------ THE RECORDS

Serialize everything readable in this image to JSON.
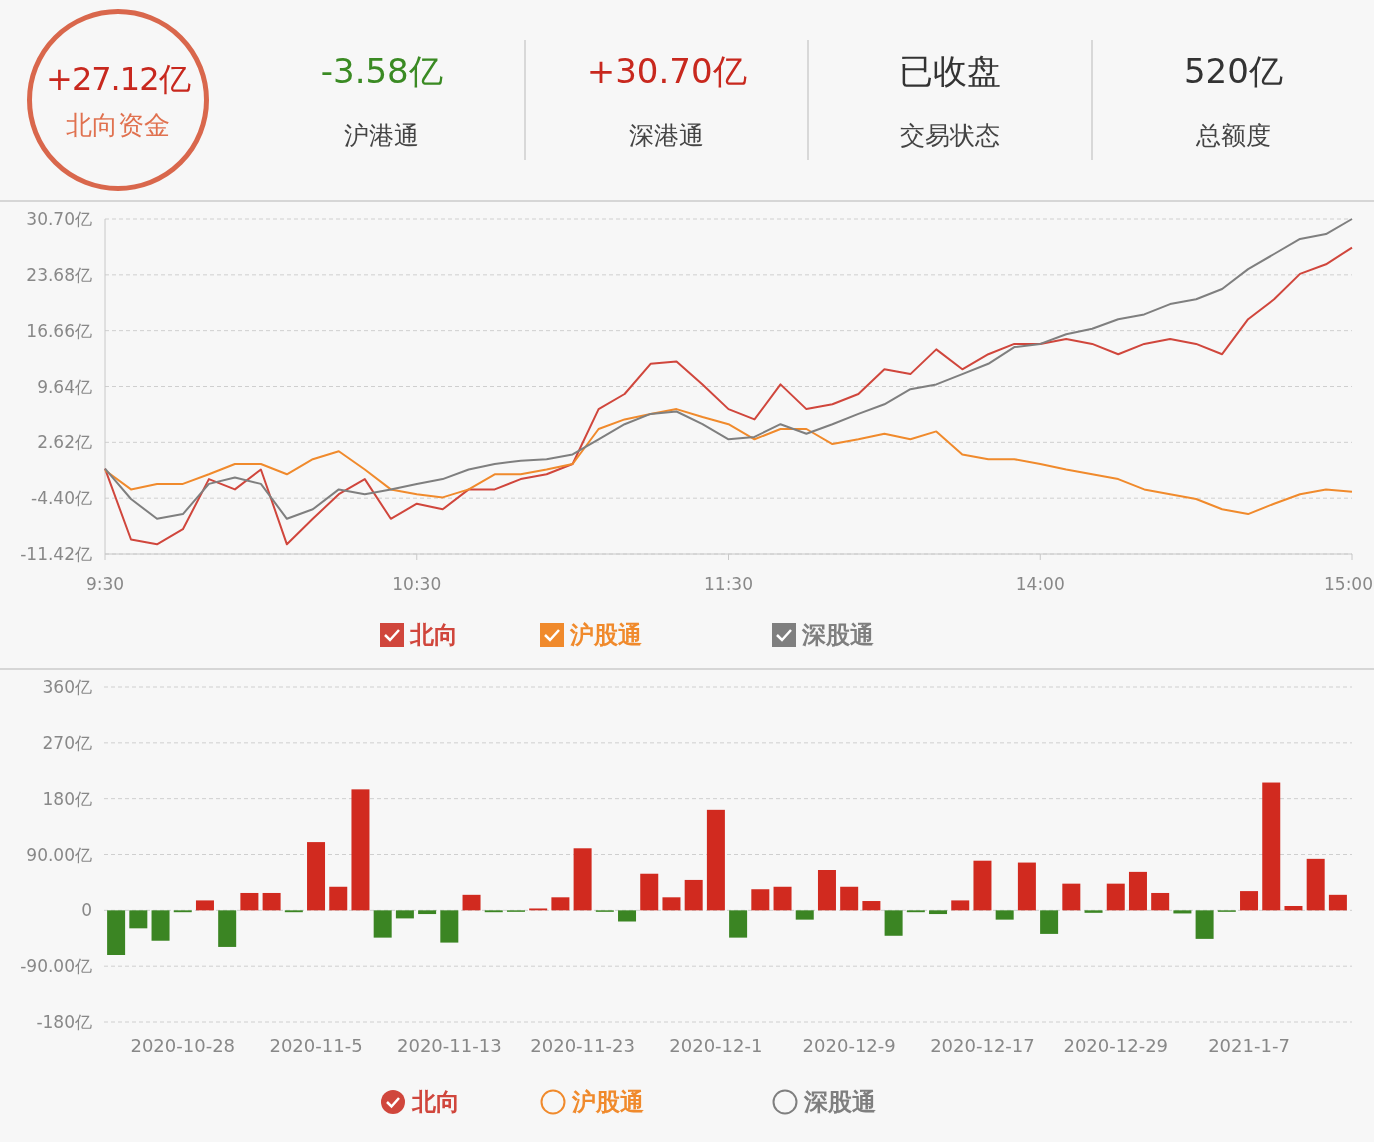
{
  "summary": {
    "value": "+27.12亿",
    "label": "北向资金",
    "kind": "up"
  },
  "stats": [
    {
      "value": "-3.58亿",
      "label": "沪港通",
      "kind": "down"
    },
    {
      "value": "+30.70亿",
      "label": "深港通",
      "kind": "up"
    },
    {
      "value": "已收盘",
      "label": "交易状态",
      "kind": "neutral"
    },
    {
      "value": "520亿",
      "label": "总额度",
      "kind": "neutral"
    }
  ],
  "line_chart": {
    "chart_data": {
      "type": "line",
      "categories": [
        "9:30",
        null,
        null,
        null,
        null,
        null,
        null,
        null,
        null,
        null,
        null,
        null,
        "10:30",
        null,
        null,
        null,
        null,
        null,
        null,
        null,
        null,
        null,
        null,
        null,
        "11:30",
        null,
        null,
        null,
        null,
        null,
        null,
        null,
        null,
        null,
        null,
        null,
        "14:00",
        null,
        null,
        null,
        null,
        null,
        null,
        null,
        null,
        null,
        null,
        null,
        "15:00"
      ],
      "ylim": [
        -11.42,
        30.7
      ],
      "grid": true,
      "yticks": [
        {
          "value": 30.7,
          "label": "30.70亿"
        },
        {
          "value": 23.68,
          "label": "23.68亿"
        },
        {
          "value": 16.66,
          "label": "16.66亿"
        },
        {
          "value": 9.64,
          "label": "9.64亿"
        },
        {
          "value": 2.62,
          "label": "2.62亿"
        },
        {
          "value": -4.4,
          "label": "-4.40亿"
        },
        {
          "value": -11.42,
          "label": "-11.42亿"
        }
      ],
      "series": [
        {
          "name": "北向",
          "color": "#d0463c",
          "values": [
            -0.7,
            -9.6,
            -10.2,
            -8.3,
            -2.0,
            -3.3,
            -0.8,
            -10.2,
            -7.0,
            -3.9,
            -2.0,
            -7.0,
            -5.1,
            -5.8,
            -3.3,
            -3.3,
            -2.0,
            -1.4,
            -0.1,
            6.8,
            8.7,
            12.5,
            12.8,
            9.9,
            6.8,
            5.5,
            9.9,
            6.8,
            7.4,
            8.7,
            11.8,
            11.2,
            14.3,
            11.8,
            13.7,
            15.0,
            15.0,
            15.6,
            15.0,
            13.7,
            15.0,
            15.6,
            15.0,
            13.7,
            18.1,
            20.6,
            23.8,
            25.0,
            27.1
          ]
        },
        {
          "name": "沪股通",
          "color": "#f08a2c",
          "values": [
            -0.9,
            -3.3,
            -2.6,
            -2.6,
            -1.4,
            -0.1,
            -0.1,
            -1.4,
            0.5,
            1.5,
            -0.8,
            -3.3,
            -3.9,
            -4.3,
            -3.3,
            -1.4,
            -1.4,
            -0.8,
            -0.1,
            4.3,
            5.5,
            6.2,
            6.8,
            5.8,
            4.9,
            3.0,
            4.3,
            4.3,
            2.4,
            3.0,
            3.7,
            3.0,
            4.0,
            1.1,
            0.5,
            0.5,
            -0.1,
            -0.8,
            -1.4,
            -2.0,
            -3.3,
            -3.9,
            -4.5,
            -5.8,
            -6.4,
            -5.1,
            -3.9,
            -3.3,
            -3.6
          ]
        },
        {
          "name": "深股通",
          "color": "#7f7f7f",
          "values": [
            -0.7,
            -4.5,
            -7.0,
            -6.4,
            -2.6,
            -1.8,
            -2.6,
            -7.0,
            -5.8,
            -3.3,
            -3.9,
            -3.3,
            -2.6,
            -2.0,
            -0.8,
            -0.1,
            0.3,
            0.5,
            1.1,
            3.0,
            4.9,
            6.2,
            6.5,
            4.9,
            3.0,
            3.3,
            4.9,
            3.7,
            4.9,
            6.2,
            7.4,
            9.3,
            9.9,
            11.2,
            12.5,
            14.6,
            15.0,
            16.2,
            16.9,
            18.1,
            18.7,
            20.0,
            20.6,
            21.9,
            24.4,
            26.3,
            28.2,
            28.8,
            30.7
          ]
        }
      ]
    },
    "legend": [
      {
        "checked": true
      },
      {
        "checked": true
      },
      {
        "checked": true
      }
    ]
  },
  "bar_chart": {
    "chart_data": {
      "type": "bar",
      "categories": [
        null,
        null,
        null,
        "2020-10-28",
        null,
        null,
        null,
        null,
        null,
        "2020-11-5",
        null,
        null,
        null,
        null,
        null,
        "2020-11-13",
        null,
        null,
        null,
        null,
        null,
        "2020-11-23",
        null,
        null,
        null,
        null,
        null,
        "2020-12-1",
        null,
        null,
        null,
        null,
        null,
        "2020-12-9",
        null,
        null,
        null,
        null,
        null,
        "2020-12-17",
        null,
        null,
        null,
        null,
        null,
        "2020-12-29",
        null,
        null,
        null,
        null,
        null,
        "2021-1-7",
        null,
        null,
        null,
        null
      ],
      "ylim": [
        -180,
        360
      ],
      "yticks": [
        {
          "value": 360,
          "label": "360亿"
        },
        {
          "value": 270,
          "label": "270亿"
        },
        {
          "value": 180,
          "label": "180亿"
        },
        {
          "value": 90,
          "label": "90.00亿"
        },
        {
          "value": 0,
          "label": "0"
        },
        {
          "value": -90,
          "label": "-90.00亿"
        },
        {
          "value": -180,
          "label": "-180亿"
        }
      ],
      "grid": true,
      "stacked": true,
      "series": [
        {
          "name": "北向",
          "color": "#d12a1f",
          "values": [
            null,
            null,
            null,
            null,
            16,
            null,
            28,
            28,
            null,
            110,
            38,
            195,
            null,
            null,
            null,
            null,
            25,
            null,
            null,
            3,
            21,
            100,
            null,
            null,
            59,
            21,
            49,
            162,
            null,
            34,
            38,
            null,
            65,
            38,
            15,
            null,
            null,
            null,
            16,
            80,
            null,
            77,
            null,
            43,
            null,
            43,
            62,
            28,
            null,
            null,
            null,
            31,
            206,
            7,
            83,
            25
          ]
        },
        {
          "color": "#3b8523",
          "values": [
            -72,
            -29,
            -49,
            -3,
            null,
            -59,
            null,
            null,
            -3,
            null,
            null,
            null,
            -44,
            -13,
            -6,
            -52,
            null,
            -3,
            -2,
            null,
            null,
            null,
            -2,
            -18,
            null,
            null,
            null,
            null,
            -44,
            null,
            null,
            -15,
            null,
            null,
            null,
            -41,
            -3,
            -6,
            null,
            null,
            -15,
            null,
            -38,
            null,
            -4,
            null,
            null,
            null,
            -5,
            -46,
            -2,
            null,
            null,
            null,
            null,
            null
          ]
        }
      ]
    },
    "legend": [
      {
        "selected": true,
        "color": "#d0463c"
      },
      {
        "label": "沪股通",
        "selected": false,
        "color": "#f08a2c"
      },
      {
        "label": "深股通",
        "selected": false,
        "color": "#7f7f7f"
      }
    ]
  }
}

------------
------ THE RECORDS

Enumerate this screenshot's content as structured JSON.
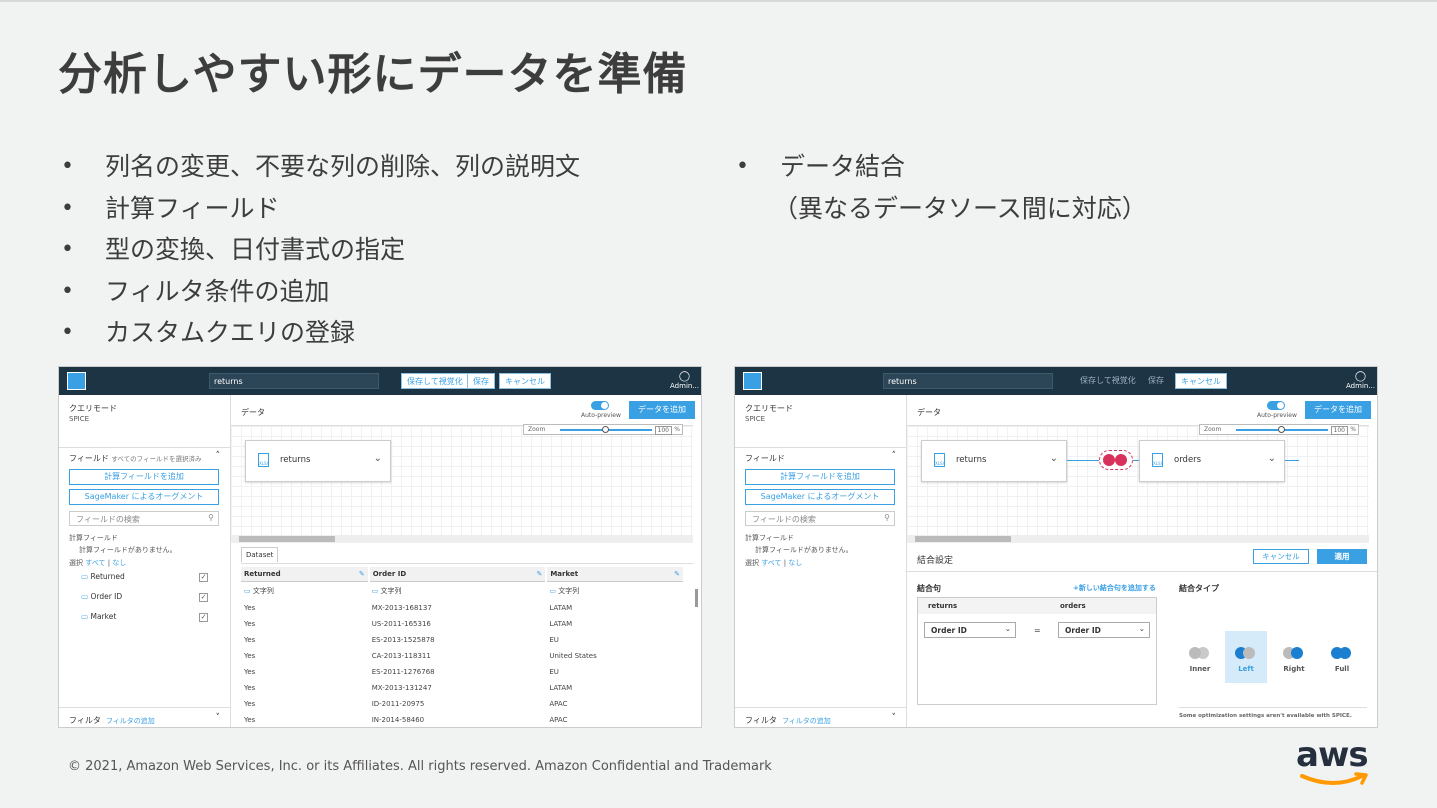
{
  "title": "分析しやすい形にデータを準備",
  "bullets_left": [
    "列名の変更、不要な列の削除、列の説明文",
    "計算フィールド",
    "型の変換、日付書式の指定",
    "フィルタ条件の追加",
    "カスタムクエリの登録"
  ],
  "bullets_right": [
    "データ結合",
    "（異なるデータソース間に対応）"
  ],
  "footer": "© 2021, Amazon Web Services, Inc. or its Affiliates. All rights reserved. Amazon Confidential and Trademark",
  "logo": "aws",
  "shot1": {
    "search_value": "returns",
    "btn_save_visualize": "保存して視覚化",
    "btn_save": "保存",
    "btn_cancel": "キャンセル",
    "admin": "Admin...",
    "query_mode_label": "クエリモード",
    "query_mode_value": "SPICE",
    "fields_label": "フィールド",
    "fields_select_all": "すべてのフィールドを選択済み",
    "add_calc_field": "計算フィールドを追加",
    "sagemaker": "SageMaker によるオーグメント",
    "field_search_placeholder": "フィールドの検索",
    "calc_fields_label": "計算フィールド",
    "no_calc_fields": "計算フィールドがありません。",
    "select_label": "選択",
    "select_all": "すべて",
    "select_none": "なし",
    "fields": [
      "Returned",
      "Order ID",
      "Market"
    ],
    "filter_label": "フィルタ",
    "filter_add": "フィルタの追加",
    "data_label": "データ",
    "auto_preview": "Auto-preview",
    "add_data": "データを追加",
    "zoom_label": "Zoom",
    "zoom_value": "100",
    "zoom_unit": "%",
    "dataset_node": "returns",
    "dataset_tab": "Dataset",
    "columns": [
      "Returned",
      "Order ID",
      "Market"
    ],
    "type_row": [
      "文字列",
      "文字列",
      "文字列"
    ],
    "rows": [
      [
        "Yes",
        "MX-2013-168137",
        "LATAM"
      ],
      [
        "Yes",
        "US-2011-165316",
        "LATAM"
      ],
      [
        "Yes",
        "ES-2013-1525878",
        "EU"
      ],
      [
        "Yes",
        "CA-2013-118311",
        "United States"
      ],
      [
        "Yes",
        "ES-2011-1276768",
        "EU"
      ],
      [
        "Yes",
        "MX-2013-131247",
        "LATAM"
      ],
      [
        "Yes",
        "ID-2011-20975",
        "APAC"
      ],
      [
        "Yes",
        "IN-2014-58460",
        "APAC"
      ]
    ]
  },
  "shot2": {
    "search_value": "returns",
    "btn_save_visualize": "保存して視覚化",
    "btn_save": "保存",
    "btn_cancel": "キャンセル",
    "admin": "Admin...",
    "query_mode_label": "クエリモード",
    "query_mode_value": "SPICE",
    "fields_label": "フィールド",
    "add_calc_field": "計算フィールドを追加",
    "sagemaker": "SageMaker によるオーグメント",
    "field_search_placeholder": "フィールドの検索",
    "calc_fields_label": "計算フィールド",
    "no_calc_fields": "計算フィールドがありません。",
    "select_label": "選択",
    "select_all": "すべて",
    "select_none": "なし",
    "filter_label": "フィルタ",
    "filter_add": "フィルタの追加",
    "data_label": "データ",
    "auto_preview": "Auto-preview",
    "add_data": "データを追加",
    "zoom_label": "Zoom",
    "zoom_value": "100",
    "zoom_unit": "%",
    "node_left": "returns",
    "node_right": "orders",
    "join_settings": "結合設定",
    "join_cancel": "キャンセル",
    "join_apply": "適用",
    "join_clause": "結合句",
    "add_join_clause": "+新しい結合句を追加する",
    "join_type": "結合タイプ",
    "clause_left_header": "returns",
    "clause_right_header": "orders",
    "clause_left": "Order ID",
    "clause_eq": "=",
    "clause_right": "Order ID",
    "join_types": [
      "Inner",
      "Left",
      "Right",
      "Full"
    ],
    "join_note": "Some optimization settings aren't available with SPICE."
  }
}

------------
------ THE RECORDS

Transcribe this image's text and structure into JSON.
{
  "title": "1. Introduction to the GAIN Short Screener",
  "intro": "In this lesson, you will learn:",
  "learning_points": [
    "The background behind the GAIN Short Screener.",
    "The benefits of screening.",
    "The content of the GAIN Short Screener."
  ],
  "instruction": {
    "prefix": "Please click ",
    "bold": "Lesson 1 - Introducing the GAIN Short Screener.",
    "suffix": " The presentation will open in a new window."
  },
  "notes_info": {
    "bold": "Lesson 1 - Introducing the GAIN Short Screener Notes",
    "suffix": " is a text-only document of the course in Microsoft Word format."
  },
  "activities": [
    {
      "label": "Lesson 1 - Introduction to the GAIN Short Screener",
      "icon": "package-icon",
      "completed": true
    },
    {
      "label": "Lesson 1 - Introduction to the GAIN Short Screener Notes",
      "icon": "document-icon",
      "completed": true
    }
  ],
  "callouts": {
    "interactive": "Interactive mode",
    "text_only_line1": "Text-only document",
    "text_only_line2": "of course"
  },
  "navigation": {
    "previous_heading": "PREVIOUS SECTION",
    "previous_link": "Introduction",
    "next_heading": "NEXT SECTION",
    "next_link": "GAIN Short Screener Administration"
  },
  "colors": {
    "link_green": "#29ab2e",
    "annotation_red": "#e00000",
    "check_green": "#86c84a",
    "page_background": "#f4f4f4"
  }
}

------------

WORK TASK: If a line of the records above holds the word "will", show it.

EXPECTED OUTPUT:
  "intro": "In this lesson, you will learn:",
    "suffix": " The presentation will open in a new window."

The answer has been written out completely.